Data excerpts
.....
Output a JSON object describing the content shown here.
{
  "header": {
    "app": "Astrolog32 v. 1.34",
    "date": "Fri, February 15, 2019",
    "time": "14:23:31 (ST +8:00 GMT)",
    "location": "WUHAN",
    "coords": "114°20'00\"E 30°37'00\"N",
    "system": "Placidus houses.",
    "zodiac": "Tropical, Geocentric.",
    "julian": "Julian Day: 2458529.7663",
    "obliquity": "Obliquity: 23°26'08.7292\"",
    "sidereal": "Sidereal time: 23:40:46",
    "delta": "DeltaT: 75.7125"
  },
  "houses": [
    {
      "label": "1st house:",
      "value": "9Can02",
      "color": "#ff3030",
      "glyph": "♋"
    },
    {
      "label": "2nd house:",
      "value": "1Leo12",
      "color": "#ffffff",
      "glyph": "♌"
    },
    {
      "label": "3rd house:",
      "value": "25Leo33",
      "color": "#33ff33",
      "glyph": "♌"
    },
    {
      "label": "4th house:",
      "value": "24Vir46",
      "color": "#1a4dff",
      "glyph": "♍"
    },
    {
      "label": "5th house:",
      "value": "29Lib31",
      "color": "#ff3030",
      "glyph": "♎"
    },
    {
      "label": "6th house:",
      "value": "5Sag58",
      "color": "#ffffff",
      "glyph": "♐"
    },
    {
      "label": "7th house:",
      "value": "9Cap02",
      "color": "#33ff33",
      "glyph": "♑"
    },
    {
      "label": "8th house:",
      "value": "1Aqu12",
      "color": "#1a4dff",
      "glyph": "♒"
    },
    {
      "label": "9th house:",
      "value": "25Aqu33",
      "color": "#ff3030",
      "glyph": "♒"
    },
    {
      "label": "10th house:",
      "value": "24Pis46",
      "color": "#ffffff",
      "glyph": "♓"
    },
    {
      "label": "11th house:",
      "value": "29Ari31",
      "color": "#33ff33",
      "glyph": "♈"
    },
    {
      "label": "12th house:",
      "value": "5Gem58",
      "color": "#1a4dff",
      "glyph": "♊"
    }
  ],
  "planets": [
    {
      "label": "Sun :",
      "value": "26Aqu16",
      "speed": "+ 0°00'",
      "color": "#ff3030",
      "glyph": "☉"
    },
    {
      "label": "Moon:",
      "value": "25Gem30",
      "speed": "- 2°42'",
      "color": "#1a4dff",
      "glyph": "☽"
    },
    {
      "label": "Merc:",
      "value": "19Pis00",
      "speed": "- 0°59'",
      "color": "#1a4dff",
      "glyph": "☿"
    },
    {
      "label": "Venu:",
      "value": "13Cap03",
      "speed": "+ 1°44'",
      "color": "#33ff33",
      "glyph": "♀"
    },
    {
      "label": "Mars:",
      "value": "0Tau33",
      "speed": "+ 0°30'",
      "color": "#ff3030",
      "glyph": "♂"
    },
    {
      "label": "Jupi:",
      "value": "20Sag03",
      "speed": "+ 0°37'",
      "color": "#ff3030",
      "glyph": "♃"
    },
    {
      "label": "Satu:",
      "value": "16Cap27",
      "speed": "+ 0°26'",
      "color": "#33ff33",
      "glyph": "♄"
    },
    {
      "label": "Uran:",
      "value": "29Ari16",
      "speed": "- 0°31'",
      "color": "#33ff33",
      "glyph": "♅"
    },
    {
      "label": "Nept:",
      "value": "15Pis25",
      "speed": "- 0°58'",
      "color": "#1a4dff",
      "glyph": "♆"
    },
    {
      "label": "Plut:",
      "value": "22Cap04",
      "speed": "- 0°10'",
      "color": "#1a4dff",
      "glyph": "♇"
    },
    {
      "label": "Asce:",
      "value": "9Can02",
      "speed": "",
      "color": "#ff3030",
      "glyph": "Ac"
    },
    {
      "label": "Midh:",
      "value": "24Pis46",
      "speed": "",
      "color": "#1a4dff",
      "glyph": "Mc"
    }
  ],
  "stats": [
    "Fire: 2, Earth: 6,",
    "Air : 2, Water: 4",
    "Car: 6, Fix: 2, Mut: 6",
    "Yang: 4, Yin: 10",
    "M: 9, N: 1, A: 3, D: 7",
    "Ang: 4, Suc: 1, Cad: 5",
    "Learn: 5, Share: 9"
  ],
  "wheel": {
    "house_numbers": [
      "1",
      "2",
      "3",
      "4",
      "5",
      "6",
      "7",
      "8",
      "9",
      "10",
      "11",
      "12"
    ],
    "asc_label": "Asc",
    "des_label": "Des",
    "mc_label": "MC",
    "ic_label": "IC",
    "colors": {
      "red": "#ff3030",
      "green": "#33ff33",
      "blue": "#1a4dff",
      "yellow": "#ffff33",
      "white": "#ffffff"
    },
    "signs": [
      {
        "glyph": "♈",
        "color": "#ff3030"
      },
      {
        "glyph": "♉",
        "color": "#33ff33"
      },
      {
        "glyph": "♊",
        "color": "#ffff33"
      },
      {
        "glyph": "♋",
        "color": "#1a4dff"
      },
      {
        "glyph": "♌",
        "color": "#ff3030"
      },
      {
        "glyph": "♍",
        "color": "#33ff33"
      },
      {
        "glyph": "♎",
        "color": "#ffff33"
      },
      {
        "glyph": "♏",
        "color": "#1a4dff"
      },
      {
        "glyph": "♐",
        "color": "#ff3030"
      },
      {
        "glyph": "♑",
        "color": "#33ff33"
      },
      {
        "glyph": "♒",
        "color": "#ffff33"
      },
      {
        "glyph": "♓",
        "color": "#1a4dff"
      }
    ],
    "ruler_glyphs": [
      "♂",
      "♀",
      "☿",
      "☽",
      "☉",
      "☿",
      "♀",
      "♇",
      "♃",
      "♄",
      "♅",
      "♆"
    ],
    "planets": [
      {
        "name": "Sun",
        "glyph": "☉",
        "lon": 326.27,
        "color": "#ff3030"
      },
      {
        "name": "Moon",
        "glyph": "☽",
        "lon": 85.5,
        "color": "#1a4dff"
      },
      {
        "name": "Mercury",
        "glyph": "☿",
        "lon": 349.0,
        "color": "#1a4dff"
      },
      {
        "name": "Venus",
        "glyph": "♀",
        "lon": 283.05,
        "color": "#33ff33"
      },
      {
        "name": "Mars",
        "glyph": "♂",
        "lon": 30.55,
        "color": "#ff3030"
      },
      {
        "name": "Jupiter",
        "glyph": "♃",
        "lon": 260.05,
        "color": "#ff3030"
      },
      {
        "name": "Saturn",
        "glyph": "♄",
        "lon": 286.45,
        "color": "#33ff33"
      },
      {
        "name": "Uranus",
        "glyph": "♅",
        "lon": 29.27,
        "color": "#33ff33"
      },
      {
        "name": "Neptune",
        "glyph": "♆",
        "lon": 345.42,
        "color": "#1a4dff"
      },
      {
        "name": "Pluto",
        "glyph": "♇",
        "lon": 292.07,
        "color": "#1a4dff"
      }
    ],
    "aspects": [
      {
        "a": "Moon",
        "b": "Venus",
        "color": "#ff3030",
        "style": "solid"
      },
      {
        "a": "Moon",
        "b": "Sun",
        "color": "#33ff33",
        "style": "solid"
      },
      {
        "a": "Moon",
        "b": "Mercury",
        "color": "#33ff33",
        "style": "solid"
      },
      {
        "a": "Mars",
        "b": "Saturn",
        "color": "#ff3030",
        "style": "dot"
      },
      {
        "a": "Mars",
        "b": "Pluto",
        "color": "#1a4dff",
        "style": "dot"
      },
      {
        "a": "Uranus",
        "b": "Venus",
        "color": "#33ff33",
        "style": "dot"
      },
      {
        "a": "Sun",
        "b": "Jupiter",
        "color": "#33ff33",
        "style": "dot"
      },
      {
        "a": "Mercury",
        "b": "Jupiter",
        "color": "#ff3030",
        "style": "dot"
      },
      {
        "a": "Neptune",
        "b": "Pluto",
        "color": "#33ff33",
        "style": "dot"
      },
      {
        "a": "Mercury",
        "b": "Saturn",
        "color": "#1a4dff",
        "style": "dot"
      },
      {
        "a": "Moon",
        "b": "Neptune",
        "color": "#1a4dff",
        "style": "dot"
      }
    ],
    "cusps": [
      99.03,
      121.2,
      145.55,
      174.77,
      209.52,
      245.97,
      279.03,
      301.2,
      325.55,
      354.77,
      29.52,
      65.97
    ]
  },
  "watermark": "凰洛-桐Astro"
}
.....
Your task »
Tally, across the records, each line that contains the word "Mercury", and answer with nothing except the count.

Reply »
4